As long as I count the votes, what are you going to do about it, say?2687

That is what is the matter, in counting, there is strength.2693

The brains that achieved the Tammany victory at the Rochester Democratic Convention.2698

These are both Nast cartoons who is very critical of our famous Boss Tweed.2709

Based on the Nast cartoon, it is evident that the artist was most critical of?2716

The effects of the capitalist system, The problems with Unions,2720

The consolidation of power in major cities that led to corruption, The influx of immigrants into U.S. cities.2724

The answer.2733

Which of the following is the artist trying to depict?2736

Party bosses and the political machine, captains of industry and entrepreneurs,2739

The sentiment of the socialist movement, The positive aspects of U.S. democracy.2744

There we go, one last question.2754

Actually, this is a three part question within a question because it is a short answer.2758

Briefly explain how the development in three of the following areas in the years 1860 to 1900 had an impact on U.S. culture.2765

Architecture, education, visual arts, music and literature.2773

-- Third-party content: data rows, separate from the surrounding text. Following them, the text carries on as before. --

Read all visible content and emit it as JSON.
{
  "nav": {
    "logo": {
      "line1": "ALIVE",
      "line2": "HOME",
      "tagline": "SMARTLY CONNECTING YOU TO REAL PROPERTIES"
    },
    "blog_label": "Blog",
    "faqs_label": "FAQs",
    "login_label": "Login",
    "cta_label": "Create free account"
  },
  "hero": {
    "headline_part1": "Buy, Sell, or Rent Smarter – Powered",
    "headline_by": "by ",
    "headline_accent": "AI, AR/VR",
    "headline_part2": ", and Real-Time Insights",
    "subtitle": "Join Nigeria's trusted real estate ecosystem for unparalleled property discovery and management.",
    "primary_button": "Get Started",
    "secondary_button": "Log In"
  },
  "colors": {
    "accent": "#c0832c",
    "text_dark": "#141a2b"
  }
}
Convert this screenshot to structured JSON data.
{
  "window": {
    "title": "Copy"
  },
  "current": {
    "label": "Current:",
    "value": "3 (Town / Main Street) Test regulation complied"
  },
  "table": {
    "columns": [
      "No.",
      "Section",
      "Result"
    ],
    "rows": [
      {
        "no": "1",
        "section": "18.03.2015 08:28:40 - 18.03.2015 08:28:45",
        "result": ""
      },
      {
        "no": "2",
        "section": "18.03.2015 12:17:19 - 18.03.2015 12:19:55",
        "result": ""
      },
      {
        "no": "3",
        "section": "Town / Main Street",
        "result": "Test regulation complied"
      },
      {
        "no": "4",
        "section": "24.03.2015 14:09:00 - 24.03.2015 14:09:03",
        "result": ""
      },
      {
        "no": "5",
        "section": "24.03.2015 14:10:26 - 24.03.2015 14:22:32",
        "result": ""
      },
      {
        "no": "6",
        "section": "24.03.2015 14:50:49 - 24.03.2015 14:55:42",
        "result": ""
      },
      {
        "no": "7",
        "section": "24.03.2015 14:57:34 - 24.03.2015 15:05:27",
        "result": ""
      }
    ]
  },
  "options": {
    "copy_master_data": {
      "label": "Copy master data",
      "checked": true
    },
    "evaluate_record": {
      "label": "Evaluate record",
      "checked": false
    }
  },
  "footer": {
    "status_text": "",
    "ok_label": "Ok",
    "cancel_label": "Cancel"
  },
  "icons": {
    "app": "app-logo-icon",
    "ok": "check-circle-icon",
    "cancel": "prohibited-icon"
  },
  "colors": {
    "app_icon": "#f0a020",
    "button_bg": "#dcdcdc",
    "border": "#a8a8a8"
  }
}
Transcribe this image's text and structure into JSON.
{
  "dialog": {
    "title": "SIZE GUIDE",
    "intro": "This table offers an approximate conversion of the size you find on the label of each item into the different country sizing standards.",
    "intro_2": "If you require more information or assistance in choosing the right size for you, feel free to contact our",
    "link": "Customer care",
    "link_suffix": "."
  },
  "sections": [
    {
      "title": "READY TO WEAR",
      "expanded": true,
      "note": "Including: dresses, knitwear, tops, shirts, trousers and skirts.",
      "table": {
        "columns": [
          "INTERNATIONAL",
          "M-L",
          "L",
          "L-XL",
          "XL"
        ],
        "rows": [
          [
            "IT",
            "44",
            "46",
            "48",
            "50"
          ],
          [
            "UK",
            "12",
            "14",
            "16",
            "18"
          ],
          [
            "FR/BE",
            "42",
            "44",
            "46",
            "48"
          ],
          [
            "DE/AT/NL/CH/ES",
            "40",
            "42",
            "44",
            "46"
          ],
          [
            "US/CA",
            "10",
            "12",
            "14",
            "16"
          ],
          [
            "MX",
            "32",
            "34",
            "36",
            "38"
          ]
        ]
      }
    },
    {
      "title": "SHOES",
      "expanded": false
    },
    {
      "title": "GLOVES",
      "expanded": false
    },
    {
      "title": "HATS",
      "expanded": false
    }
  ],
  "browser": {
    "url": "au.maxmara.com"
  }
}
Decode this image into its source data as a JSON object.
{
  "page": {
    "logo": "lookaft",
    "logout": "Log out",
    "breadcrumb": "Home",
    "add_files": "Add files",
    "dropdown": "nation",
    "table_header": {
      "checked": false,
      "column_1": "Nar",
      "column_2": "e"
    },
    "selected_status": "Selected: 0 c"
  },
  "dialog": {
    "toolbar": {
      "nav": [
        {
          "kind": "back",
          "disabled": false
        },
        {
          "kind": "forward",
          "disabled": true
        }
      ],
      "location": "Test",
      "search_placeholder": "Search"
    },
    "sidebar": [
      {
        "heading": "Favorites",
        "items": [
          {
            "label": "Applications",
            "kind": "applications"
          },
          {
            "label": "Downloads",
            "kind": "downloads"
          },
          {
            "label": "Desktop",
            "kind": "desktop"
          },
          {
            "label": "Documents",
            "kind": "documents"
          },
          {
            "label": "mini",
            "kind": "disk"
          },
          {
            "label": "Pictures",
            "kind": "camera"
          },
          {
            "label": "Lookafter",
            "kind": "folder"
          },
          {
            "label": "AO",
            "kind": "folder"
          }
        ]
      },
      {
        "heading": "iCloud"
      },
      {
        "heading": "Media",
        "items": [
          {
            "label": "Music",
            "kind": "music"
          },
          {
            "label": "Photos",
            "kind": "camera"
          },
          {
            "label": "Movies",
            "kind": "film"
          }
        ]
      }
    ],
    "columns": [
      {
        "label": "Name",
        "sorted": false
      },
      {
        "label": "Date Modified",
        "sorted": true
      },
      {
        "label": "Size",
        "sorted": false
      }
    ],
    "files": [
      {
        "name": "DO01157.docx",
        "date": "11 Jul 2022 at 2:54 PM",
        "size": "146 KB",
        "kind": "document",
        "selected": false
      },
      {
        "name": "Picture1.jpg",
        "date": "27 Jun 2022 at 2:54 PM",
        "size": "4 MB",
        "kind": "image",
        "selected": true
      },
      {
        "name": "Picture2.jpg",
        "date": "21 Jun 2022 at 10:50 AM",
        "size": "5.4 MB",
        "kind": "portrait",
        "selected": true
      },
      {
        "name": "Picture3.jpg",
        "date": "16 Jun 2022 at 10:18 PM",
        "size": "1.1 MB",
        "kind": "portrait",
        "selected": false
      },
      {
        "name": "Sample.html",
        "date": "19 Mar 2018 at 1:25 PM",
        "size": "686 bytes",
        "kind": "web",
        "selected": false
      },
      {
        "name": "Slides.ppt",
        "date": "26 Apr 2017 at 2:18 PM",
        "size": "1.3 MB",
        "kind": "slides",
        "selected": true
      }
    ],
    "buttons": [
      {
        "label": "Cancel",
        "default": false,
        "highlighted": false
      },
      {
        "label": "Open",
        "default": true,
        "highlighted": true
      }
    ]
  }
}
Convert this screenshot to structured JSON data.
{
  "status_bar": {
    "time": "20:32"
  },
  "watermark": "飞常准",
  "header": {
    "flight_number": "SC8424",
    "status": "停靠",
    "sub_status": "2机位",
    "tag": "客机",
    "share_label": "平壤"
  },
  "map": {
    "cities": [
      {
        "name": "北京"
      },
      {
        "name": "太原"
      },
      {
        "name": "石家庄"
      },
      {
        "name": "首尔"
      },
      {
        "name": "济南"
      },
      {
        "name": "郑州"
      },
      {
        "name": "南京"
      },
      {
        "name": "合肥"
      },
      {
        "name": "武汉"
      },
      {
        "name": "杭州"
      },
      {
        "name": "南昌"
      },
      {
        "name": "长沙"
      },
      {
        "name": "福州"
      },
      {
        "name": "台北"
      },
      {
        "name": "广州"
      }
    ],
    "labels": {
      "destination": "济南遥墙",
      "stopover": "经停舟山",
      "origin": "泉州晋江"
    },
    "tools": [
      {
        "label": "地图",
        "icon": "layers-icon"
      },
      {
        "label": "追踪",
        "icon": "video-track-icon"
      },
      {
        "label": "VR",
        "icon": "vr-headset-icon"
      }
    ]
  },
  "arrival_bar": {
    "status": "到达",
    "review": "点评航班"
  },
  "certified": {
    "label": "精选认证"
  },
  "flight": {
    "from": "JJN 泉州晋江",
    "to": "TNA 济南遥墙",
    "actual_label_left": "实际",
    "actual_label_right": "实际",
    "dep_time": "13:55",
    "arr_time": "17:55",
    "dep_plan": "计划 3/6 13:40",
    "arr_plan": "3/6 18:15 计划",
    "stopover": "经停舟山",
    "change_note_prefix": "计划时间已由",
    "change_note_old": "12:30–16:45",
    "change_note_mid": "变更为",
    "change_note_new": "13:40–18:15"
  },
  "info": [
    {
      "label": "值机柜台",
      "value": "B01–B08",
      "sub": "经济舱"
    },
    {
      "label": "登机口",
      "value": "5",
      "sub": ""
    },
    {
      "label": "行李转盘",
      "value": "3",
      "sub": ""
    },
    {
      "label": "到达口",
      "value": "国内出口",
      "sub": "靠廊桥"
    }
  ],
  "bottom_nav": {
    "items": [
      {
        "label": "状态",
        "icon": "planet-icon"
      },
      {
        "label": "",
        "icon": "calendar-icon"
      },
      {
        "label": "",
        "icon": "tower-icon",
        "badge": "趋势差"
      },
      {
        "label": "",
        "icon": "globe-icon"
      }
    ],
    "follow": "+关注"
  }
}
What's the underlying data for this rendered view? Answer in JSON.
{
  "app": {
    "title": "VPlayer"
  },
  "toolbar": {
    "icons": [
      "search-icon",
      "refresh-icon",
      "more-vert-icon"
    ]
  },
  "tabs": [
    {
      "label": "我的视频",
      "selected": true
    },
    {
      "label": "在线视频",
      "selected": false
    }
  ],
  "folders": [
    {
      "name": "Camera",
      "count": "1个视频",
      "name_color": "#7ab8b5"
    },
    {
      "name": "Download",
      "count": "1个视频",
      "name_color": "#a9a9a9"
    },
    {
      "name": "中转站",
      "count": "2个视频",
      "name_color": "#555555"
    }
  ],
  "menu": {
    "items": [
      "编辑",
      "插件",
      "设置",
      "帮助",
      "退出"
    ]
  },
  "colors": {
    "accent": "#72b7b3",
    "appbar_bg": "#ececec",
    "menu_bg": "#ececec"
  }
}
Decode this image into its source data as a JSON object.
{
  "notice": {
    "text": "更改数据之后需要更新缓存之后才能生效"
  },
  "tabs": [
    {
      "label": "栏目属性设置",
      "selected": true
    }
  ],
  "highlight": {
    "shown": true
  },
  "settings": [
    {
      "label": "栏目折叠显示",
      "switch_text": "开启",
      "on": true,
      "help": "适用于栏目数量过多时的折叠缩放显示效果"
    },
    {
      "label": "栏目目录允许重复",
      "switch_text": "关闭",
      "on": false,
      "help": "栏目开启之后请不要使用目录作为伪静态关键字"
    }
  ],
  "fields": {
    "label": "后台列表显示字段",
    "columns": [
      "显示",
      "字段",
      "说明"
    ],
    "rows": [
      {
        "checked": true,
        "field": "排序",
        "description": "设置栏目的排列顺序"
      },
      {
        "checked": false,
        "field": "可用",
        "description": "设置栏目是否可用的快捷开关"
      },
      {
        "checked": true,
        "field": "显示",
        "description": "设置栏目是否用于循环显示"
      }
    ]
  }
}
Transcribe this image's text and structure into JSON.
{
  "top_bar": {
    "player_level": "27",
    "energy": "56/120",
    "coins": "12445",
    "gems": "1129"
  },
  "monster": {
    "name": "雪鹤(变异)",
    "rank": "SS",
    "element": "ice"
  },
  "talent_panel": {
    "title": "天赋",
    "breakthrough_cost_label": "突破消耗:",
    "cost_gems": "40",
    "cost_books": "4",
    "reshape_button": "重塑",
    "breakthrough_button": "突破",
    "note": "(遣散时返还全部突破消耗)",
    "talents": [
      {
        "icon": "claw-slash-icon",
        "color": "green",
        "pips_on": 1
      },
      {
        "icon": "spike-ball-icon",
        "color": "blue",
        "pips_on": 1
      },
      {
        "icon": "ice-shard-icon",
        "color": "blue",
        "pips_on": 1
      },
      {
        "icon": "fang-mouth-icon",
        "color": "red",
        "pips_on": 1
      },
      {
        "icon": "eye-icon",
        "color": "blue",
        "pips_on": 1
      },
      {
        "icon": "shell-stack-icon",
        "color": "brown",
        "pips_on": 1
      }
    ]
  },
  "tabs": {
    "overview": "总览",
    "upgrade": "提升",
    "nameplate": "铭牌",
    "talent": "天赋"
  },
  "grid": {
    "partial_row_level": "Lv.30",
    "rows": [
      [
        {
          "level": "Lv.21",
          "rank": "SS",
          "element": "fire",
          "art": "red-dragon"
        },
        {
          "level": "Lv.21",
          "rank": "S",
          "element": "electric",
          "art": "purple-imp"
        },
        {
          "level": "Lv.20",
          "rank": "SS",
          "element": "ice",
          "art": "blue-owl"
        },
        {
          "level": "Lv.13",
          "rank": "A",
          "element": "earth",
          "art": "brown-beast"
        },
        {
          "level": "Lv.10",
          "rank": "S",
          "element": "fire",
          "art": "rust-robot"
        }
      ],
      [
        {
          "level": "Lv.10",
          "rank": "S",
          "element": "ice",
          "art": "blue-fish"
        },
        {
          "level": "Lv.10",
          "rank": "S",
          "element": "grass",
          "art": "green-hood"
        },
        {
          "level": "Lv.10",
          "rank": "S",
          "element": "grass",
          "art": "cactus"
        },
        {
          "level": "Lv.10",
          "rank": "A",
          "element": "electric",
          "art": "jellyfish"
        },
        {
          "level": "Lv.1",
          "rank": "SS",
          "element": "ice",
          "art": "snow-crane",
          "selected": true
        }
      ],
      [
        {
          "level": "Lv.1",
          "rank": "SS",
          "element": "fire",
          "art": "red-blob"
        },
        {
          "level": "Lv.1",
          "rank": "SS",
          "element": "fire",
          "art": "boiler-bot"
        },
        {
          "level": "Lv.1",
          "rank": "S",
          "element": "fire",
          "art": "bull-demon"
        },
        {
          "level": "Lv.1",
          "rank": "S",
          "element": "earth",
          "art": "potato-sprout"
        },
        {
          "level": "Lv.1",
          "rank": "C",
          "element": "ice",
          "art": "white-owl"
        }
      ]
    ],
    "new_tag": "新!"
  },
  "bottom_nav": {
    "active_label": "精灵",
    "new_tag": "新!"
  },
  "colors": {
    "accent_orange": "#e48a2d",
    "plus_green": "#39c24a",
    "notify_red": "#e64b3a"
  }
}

We did not focus a lot on education, in this, we did a little bit but not probably enough to feel confident about writing a few sentences.2777

We will talk about education more.2790

I’m going to choose one, this one, literature, visual arts, and music.2792

I did not talk about music.2807

I should take a little bit about music.2808

You are going to learn about music, you could actually do arts as well.2809

I will give you an example using both of these.2817

Let us start with architecture.2822

Architecture changed immensely during the post Civil War era.2823

Louis Sullivan designed a steel-frame skyscraper based on the philosophy that form follows function.2829

And increasingly, we will start to see that skyscraper having a huge impact on the landscape of cities.2835

Let us do literature next.2842

Literature of the post Civil War era included a movement from romanticism to focus on realism,2844

as found in the works of Mark Twain or Jack London.2850

Mark Twain's Huckleberry Finn in the Gilded Age revealed the greed, violence, racism, negative aspects of life in the United States.2854

I’m going to teach you about music through the sentence.2867

Some of the great musical styles at the time included early ragtime jazz and blues2870

that was popularized in New Orleans and spread to other major U.S. cities.2876

Upper class Americans enjoyed opera and symphony orchestras in cities,2882

and many art museums were established in some of the major U.S. cities.2887

I actually forgot that I did talk about briefly symphonies and operas, but I did forgot to mention about jazz and blues.2893

They are uniquely American styles of music. It should be mentioned that they are starting to evolve and becoming more and more popular,2904

starting in New Orleans and spreading to places like Memphis, in Chicago, and New York as well, and other cities too.2916

I think with that, we are done with this lesson on immigrants and urban life.2924

Thank you for watching